Start of EXTRACTED MATERIAL
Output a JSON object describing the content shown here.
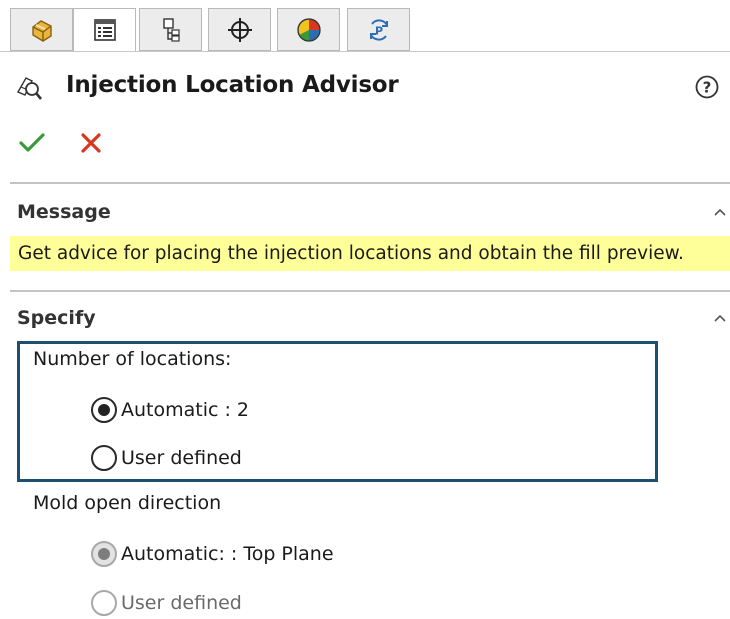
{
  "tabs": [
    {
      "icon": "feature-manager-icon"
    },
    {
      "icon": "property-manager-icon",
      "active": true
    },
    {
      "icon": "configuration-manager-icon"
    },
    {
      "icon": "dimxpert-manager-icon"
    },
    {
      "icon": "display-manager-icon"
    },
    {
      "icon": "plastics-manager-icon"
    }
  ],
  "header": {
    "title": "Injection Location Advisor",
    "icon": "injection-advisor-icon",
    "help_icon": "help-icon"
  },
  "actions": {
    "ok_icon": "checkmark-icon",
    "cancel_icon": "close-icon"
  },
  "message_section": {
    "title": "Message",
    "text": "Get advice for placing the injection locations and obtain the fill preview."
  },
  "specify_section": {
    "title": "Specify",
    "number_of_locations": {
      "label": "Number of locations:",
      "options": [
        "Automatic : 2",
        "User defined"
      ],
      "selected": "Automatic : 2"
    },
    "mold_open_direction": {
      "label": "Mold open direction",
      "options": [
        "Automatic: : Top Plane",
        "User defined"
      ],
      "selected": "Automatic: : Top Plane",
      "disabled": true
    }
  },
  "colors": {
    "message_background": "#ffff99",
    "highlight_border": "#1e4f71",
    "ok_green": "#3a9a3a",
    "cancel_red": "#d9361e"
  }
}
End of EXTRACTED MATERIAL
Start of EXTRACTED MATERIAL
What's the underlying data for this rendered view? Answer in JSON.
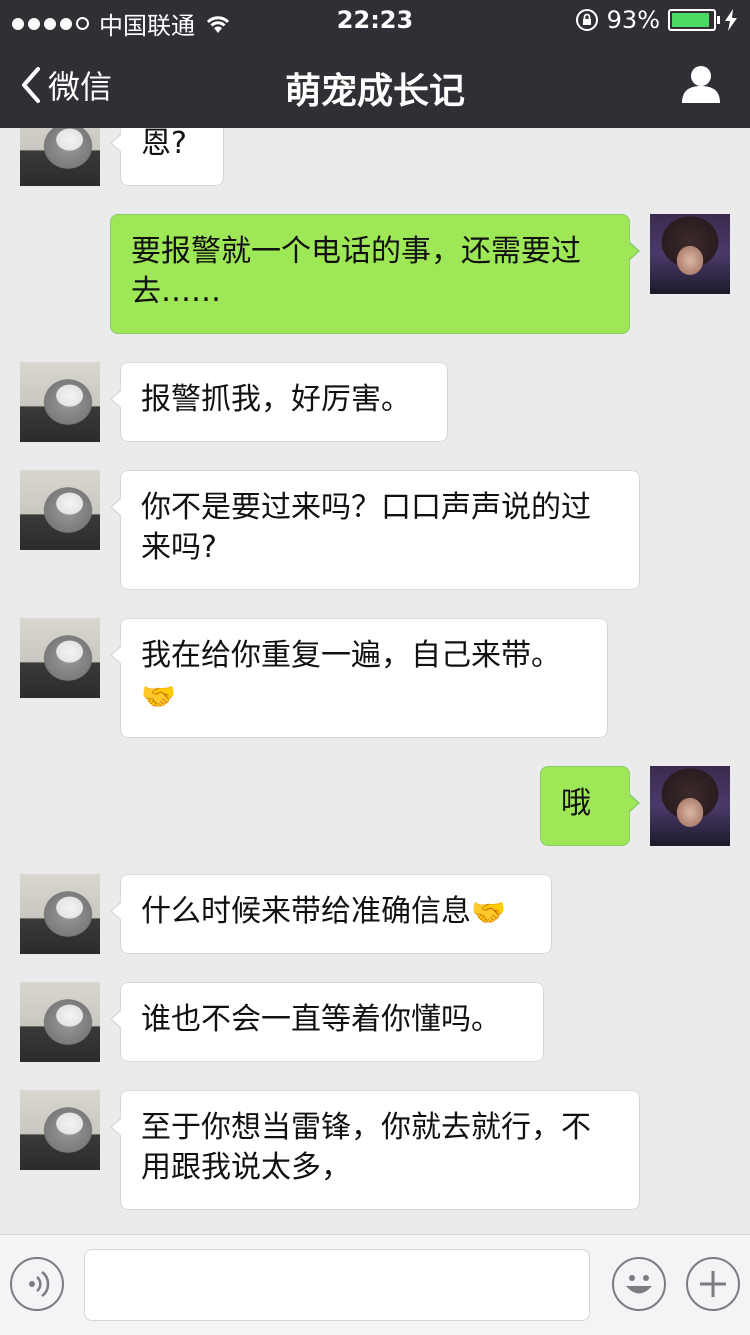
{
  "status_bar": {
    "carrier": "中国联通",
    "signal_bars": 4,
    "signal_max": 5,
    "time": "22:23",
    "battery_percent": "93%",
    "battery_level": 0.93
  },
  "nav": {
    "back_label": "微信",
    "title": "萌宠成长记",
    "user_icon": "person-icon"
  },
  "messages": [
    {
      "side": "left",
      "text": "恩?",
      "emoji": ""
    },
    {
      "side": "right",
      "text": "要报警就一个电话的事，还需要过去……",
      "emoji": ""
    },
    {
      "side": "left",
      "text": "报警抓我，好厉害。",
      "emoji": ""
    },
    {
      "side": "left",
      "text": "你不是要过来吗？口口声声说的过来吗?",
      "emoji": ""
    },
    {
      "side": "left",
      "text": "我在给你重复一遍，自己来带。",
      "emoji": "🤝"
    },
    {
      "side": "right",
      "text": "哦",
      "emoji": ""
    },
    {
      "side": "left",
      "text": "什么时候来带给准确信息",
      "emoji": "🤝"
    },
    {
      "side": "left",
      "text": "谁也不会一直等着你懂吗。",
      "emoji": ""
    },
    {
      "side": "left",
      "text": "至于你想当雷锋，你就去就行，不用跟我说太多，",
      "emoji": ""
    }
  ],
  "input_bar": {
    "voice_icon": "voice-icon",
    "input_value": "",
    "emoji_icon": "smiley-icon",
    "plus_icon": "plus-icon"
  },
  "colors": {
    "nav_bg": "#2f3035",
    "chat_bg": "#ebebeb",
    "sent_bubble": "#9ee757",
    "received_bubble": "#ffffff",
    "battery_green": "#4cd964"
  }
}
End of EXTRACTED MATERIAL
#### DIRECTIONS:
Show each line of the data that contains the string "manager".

#### OUTPUT OF THE TASK:
      "icon": "feature-manager-icon"
      "icon": "property-manager-icon",
      "icon": "configuration-manager-icon"
      "icon": "dimxpert-manager-icon"
      "icon": "display-manager-icon"
      "icon": "plastics-manager-icon"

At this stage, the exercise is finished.